At rest, the more analytical people have greater left frontal activity, suggesting greater control, focus, and organization of thought. The more insightful people have more right parietal activity, suggesting broader attention and less focus. Right now, we're working on manipulating this resting-state brain activity by giving different types of thought exercises to our participants. We're finding that this can alter their cognitive style to rely more on insightful or analytical thought.
Q. Does your research suggest practical strategies for enhancing creative thinking?
Yes. We've explained the practical implications and strategies at length in non-technical language in our book, "The Eureka Factor." Because insights are generated by unconscious processes that eventually deposit their results into awareness, conscious-thought strategies are not a very effective way to enhance insight.
Insights are more likely to occur when a person's brain is in a particular state. This state is characterized by a positive mood and expansive, de-focused attention. In this state, there is more activity in a part of the brain called the anterior cingulate, which monitors other brain areas for conflicting ideas or tendencies. When the anterior cingulate is activated, then it can detect a weak, unconscious, alternative idea and signal other brain areas to switch attention to it, resulting in a sudden insight. But when the anterior cingulate is less active, then alternative ideas aren't detected and a person's scope of thought is limited to the most obvious, straightforward idea. This is like mental tunnel vision.

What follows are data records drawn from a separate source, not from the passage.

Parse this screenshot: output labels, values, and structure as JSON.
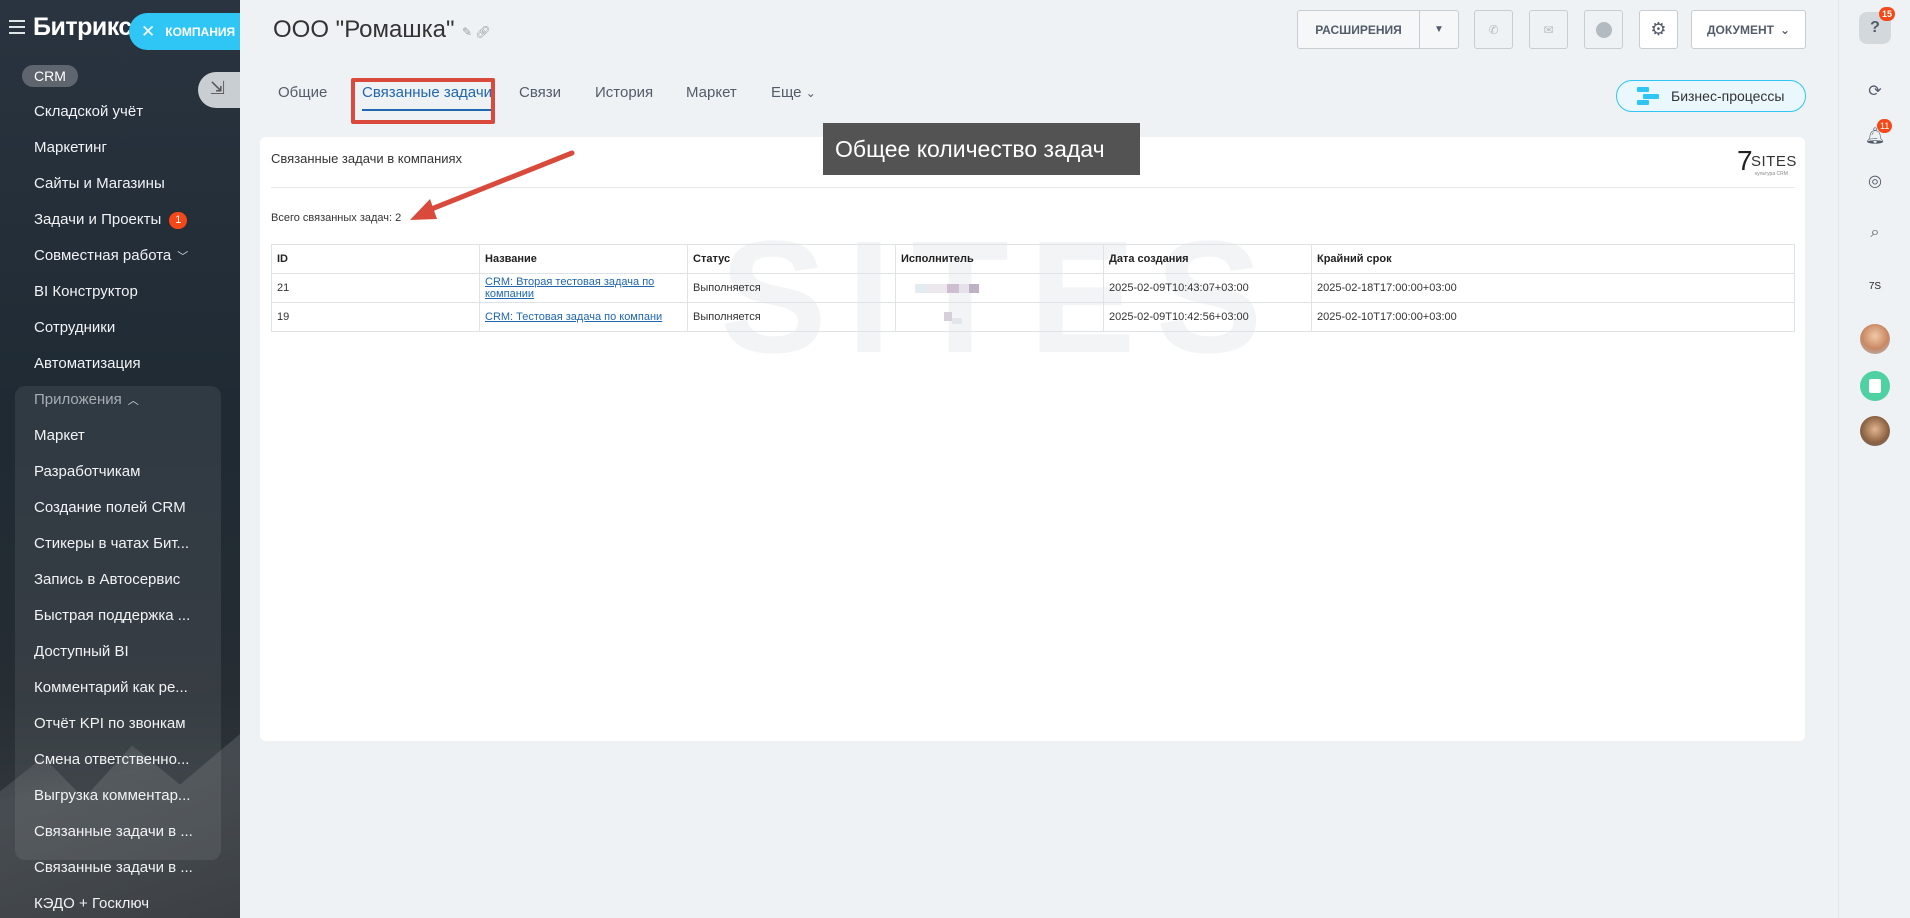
{
  "sidebar": {
    "logo": "Битрикс",
    "company_pill": "КОМПАНИЯ",
    "crm_badge": "CRM",
    "items": [
      {
        "label": "Складской учёт"
      },
      {
        "label": "Маркетинг"
      },
      {
        "label": "Сайты и Магазины"
      },
      {
        "label": "Задачи и Проекты",
        "counter": "1"
      },
      {
        "label": "Совместная работа"
      },
      {
        "label": "BI Конструктор"
      },
      {
        "label": "Сотрудники"
      },
      {
        "label": "Автоматизация"
      }
    ],
    "apps_header": "Приложения",
    "apps": [
      {
        "label": "Маркет"
      },
      {
        "label": "Разработчикам"
      },
      {
        "label": "Создание полей CRM"
      },
      {
        "label": "Стикеры в чатах Бит..."
      },
      {
        "label": "Запись в Автосервис"
      },
      {
        "label": "Быстрая поддержка ..."
      },
      {
        "label": "Доступный BI"
      },
      {
        "label": "Комментарий как ре..."
      },
      {
        "label": "Отчёт KPI по звонкам"
      },
      {
        "label": "Смена ответственно..."
      },
      {
        "label": "Выгрузка комментар..."
      },
      {
        "label": "Связанные задачи в ..."
      },
      {
        "label": "Связанные задачи в ..."
      },
      {
        "label": "КЭДО + Госключ"
      }
    ]
  },
  "header": {
    "title": "ООО \"Ромашка\"",
    "extensions_label": "РАСШИРЕНИЯ",
    "document_label": "ДОКУМЕНТ"
  },
  "tabs": [
    {
      "label": "Общие"
    },
    {
      "label": "Связанные задачи"
    },
    {
      "label": "Связи"
    },
    {
      "label": "История"
    },
    {
      "label": "Маркет"
    },
    {
      "label": "Еще"
    }
  ],
  "bp_button": "Бизнес-процессы",
  "card": {
    "title": "Связанные задачи в компаниях",
    "total_label": "Всего связанных задач: 2",
    "logo_text": "SITES",
    "logo_seven": "7",
    "logo_sub": "культура CRM",
    "columns": [
      "ID",
      "Название",
      "Статус",
      "Исполнитель",
      "Дата создания",
      "Крайний срок"
    ],
    "rows": [
      {
        "id": "21",
        "name": "CRM: Вторая тестовая задача по компании",
        "status": "Выполняется",
        "created": "2025-02-09T10:43:07+03:00",
        "deadline": "2025-02-18T17:00:00+03:00"
      },
      {
        "id": "19",
        "name": "CRM: Тестовая задача по компани",
        "status": "Выполняется",
        "created": "2025-02-09T10:42:56+03:00",
        "deadline": "2025-02-10T17:00:00+03:00"
      }
    ]
  },
  "annotation": {
    "callout": "Общее количество задач",
    "color": "#d94a3c"
  },
  "rightbar": {
    "help_badge": "15",
    "notify_badge": "11"
  },
  "colors": {
    "accent": "#2fc6f6",
    "link": "#2067b0",
    "counter": "#f54819"
  }
}
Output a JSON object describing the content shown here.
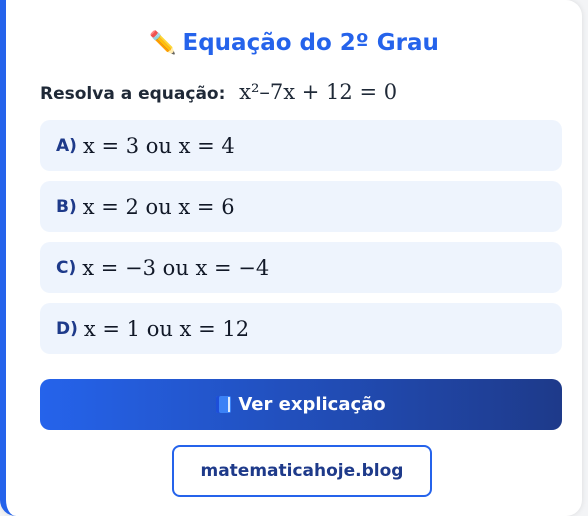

Research by us and by others shows that, in addition to a positive mood, there are ways to manipulate the environment to encourage the kind of expansive, de-focused attention that promotes insight. For example, large rooms with high ceilings allow visual attention to broaden. This effect is magnified further in the great outdoors. This, in turn, broadens conceptual attention to expand a person's scope of thought to include a wide variety of ideas and associations that can form the basis for an insight. In contrast, striking objects tend to grab and focus attention, thereby promoting analytical thought at the expense of creative insight. We discuss many other tools and strategies in detail in the book.
Q. You've gotten interesting results so far. You're working in an area with some clear societal importance, given the economic activity that can result from sudden insights, as we've seen before with inventors like Birdseye and Farnsworth. Where do you go next with this?
A. We're hoping to take this more into the real world. You might have great insights but be ineffective at turning them into tangible creative achievements. To do that, you need not only the insights but also the analytical skills to refine, test, develop, and implement your ideas. Without both insight and analytical thought, you won't have a real-world product. We plan to look at how insightful and analytical thought combine to yield creative accomplishments.
Another project involves examining the emotional effects of insights. When you have an "aha" moment, there is a subjective emotional rush, which is probably why people like to solve puzzles, read murder mysteries, and do research. There is extensive neuroscience research on what are called reward signals in the brain, such as occur when you gamble and win. Two of my doctoral students—Brian Erickson and Monica Truelove-Hill—and I have started to analyze our EEG recordings to look for such a reward signal, and the preliminary results are very promising.
What's really interesting about this, if it pans out, is that reward signals aren't limited to pleasurable outcomes of thought or behavior. It seems to be the case that particular ways of thinking are more pleasurable than other ways of thinking, even when the outcome—the solution to the problem—is the same. We're very excited about this new line of research.